◆ **DIRECTIONS FOR THIS TASK**: "Обновление" is the word to look for; copy each line of the listing where it occurs.
########
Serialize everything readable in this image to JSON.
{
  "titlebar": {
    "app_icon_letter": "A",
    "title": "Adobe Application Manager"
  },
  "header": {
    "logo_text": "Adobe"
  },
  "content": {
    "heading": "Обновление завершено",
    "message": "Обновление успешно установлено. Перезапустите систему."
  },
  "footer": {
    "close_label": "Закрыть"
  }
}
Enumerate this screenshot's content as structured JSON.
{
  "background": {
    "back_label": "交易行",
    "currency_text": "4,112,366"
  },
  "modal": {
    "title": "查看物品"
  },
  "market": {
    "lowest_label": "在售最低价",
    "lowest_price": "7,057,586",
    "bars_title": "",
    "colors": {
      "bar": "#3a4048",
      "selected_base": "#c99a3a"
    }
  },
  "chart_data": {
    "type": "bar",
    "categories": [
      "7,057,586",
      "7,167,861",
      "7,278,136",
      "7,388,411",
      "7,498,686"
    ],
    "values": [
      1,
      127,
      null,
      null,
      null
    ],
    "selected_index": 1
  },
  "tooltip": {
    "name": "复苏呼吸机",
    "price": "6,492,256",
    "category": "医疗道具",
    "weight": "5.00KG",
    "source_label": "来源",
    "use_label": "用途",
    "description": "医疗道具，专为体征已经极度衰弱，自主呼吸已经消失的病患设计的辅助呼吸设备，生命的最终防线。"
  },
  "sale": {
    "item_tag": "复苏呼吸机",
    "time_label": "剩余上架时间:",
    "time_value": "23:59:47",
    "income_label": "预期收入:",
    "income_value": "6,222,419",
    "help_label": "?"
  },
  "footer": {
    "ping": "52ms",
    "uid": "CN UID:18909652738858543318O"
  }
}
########
◆ **ANSWER FOR THE TASK**:
    "heading": "Обновление завершено",
    "message": "Обновление успешно установлено. Перезапустите систему."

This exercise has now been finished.